This document, the ‘Mayoral Book of Thomas Pembroke 1733 – Mayor of Cork,’ shows a pictorial representation of the layout of Christchurch dated 1720. It is not entirely clear if this picture represents the church before or after the John Coltsman rebuild.
In the Pembroke drawings the ground floor of the church consists of 2 long rows of numbered, boxed pews divided by a central aisle passageway.
In 1720 there were 2 boxed pews per row and the extra pews extended beneath the northern and southern galleries. There was obviously double the amount of seating as there exists on the ground floor of the present church. There was also seating lining the north and south walls of the church, near the windows. There was an aisle dividing these seats from the central boxed pews.
The ‘Communion Table’, which predates the building of the present apse, was positioned by the east wall and was surrounded by rails. The Vestry room was on the south east corner of the building, an area which now holds the fire escape and the stairs to the south gallery.
The baptism font was positioned in an enclosed space at the very back of the southern aisle seats, under the gallery. Directly opposite the font was seating for the Church Warden, the lay official involved in the day to day maintenance of the church building and administrator of the church books and inventory.
The ‘Bishop’s Throne’ was positioned about two-thirds of the way up the central aisle, on the northern side. There seems to be evidence of steps leading up to the throne. The Minister’s seat and ‘desk’ was opposite this on the southern aisle and there is evidence that this is where the pulpit was.
It was extremely common in all churches of this period for the congregation to pay rent on their pews. Pews on the ground floor were significantly cheaper to purchase than those in the gallery. Prices ranged from £5 for box seats in the middle of central aisle. Boxed pews off the middle aisle under the gallery were at least half that price.
The cheapest seats were those lining the southern and northern walls near the windows. Prices ranged from £1 to seats in the middle of the row to 5 shillings 5 pence for seats in the corner at the back of the church.
At the very back of the church behind the Church Warden were seats for the ‘Blue Boys’. In the 1700s, Protestant orphans and children from poor families could be sent to a boarding school to live until the age of 14. St Stephen’s hospital (near Barrack Street) was one such school which served this purpose. Founded by Dr Edward Worth in 1700, it was called the ‘Blue Coat School’ because the boys had to wear blue uniforms and caps. Blue was the cheapest available dye and showed humility amongst all children. Children were brought in as young as 4 years old. When they reached 14, they were given trade apprenticeships or sent to work on ships at sea.

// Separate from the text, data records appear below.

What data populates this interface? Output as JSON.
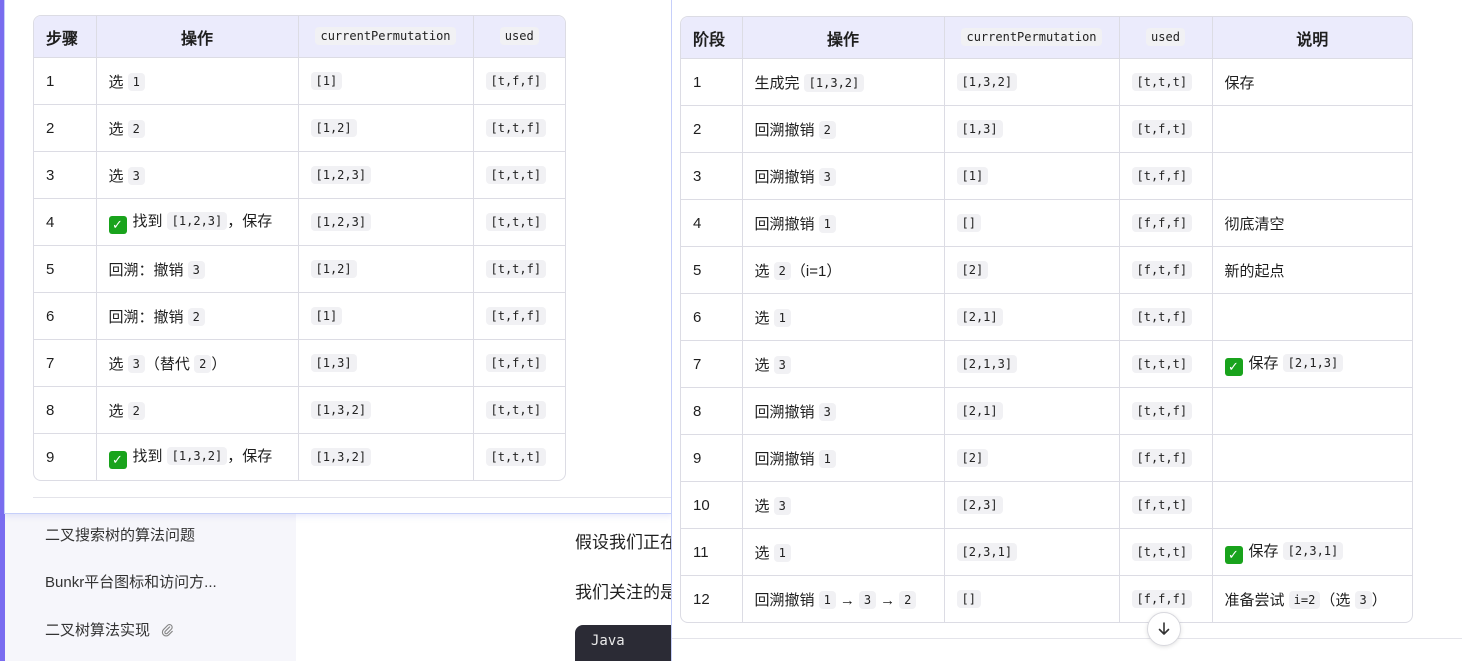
{
  "sidebar": {
    "history": [
      {
        "label": "二叉搜索树的算法问题",
        "attachment": false
      },
      {
        "label": "Bunkr平台图标和访问方...",
        "attachment": false
      },
      {
        "label": "二叉树算法实现",
        "attachment": true
      }
    ]
  },
  "main": {
    "line1": "假设我们正在",
    "line2": "我们关注的是",
    "code_lang": "Java"
  },
  "left_table": {
    "headers": [
      "步骤",
      "操作",
      "currentPermutation",
      "used"
    ],
    "rows": [
      {
        "step": "1",
        "op": [
          {
            "t": "选 "
          },
          {
            "c": "1"
          }
        ],
        "perm": "[1]",
        "used": "[t,f,f]"
      },
      {
        "step": "2",
        "op": [
          {
            "t": "选 "
          },
          {
            "c": "2"
          }
        ],
        "perm": "[1,2]",
        "used": "[t,t,f]"
      },
      {
        "step": "3",
        "op": [
          {
            "t": "选 "
          },
          {
            "c": "3"
          }
        ],
        "perm": "[1,2,3]",
        "used": "[t,t,t]"
      },
      {
        "step": "4",
        "op": [
          {
            "ok": "✓"
          },
          {
            "t": "找到 "
          },
          {
            "c": "[1,2,3]"
          },
          {
            "t": "，保存"
          }
        ],
        "perm": "[1,2,3]",
        "used": "[t,t,t]"
      },
      {
        "step": "5",
        "op": [
          {
            "t": "回溯：撤销 "
          },
          {
            "c": "3"
          }
        ],
        "perm": "[1,2]",
        "used": "[t,t,f]"
      },
      {
        "step": "6",
        "op": [
          {
            "t": "回溯：撤销 "
          },
          {
            "c": "2"
          }
        ],
        "perm": "[1]",
        "used": "[t,f,f]"
      },
      {
        "step": "7",
        "op": [
          {
            "t": "选 "
          },
          {
            "c": "3"
          },
          {
            "t": "（替代 "
          },
          {
            "c": "2"
          },
          {
            "t": "）"
          }
        ],
        "perm": "[1,3]",
        "used": "[t,f,t]"
      },
      {
        "step": "8",
        "op": [
          {
            "t": "选 "
          },
          {
            "c": "2"
          }
        ],
        "perm": "[1,3,2]",
        "used": "[t,t,t]"
      },
      {
        "step": "9",
        "op": [
          {
            "ok": "✓"
          },
          {
            "t": "找到 "
          },
          {
            "c": "[1,3,2]"
          },
          {
            "t": "，保存"
          }
        ],
        "perm": "[1,3,2]",
        "used": "[t,t,t]"
      }
    ]
  },
  "right_table": {
    "headers": [
      "阶段",
      "操作",
      "currentPermutation",
      "used",
      "说明"
    ],
    "rows": [
      {
        "step": "1",
        "op": [
          {
            "t": "生成完 "
          },
          {
            "c": "[1,3,2]"
          }
        ],
        "perm": "[1,3,2]",
        "used": "[t,t,t]",
        "note": [
          {
            "t": "保存"
          }
        ]
      },
      {
        "step": "2",
        "op": [
          {
            "t": "回溯撤销 "
          },
          {
            "c": "2"
          }
        ],
        "perm": "[1,3]",
        "used": "[t,f,t]",
        "note": []
      },
      {
        "step": "3",
        "op": [
          {
            "t": "回溯撤销 "
          },
          {
            "c": "3"
          }
        ],
        "perm": "[1]",
        "used": "[t,f,f]",
        "note": []
      },
      {
        "step": "4",
        "op": [
          {
            "t": "回溯撤销 "
          },
          {
            "c": "1"
          }
        ],
        "perm": "[]",
        "used": "[f,f,f]",
        "note": [
          {
            "t": "彻底清空"
          }
        ]
      },
      {
        "step": "5",
        "op": [
          {
            "t": "选 "
          },
          {
            "c": "2"
          },
          {
            "t": "（i=1）"
          }
        ],
        "perm": "[2]",
        "used": "[f,t,f]",
        "note": [
          {
            "t": "新的起点"
          }
        ]
      },
      {
        "step": "6",
        "op": [
          {
            "t": "选 "
          },
          {
            "c": "1"
          }
        ],
        "perm": "[2,1]",
        "used": "[t,t,f]",
        "note": []
      },
      {
        "step": "7",
        "op": [
          {
            "t": "选 "
          },
          {
            "c": "3"
          }
        ],
        "perm": "[2,1,3]",
        "used": "[t,t,t]",
        "note": [
          {
            "ok": "✓"
          },
          {
            "t": "保存 "
          },
          {
            "c": "[2,1,3]"
          }
        ]
      },
      {
        "step": "8",
        "op": [
          {
            "t": "回溯撤销 "
          },
          {
            "c": "3"
          }
        ],
        "perm": "[2,1]",
        "used": "[t,t,f]",
        "note": []
      },
      {
        "step": "9",
        "op": [
          {
            "t": "回溯撤销 "
          },
          {
            "c": "1"
          }
        ],
        "perm": "[2]",
        "used": "[f,t,f]",
        "note": []
      },
      {
        "step": "10",
        "op": [
          {
            "t": "选 "
          },
          {
            "c": "3"
          }
        ],
        "perm": "[2,3]",
        "used": "[f,t,t]",
        "note": []
      },
      {
        "step": "11",
        "op": [
          {
            "t": "选 "
          },
          {
            "c": "1"
          }
        ],
        "perm": "[2,3,1]",
        "used": "[t,t,t]",
        "note": [
          {
            "ok": "✓"
          },
          {
            "t": "保存 "
          },
          {
            "c": "[2,3,1]"
          }
        ]
      },
      {
        "step": "12",
        "op": [
          {
            "t": "回溯撤销 "
          },
          {
            "c": "1"
          },
          {
            "a": "→"
          },
          {
            "c": "3"
          },
          {
            "a": "→"
          },
          {
            "c": "2"
          }
        ],
        "perm": "[]",
        "used": "[f,f,f]",
        "note": [
          {
            "t": "准备尝试 "
          },
          {
            "c": "i=2"
          },
          {
            "t": "（选 "
          },
          {
            "c": "3"
          },
          {
            "t": "）"
          }
        ]
      }
    ]
  },
  "icons": {
    "check": "check-mark-icon",
    "attachment": "paperclip-icon",
    "scroll": "arrow-down-icon"
  },
  "colors": {
    "accent": "#7a6cf0",
    "header_bg": "#ebebfc",
    "check_green": "#19a31c",
    "panel_border": "#c6cffa"
  }
}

In the Pembroke diagram of 1720 the mayor’s seat is centred on the western gallery directly overlooking the main aisle of the church. To the left and right of this box are the Aldermen’s seats. Directly behind the Mayoral box is the City Sherriff’s seat. (The Sherriff was a designated official responsible for keeping the peace.)

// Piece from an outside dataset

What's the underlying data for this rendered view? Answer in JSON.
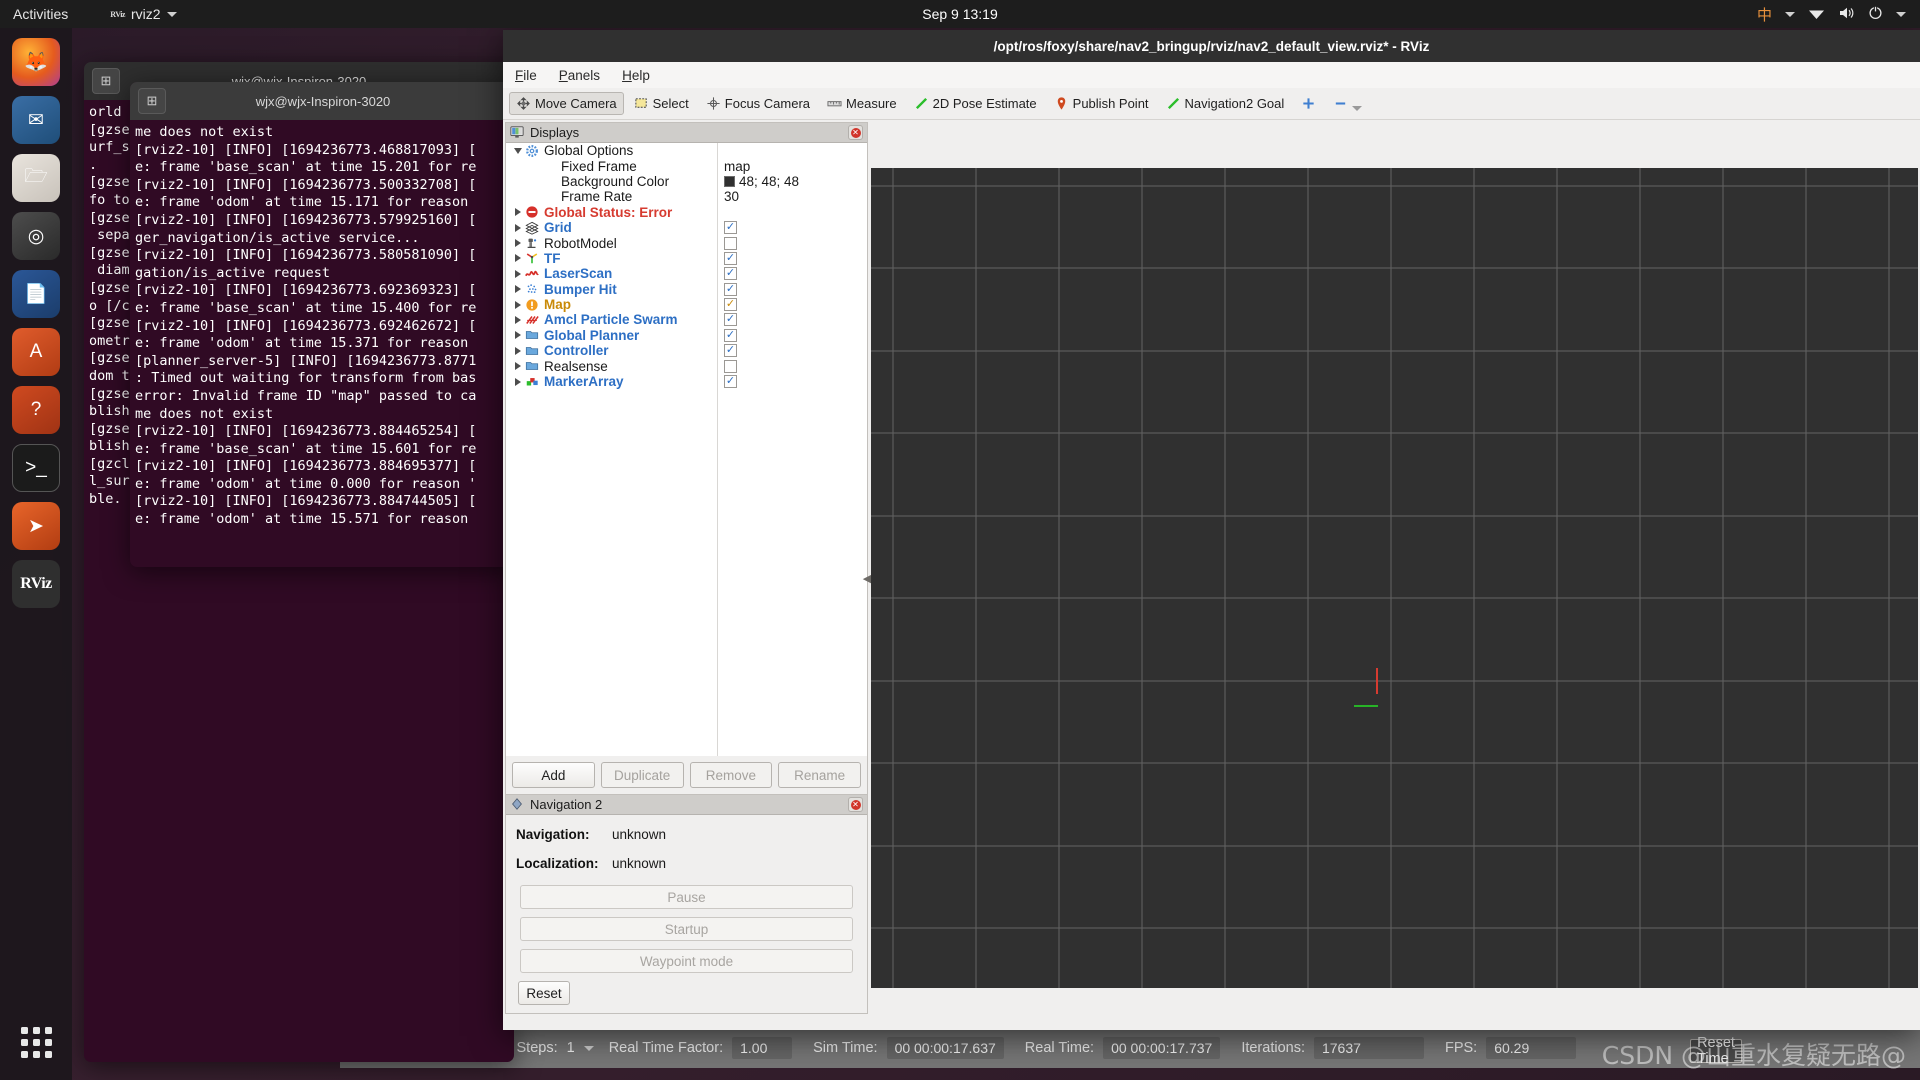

On the southern and northern galleries there were also numbered boxed seats that families could purchase and sit each week for services. Each box seat had a price ranging from £12 (the most expensive, for central gallery box seats by the railings) to 12 shillings (open seating at the rear corner wall of the church).